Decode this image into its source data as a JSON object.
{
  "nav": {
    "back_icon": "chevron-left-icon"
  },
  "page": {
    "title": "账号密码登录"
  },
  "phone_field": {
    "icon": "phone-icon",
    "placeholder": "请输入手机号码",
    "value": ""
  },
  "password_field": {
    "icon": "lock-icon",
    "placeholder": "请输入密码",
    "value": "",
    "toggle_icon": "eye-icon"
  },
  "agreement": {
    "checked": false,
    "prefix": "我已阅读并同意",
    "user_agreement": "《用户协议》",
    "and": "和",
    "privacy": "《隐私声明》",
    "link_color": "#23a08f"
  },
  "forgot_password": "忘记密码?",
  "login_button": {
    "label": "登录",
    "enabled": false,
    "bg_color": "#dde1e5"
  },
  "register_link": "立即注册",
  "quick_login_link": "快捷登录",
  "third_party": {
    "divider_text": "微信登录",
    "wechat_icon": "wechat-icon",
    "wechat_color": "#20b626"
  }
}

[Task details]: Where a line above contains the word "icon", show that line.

[Written response]:
    "back_icon": "chevron-left-icon"
    "icon": "phone-icon",
    "icon": "lock-icon",
    "toggle_icon": "eye-icon"
    "wechat_icon": "wechat-icon",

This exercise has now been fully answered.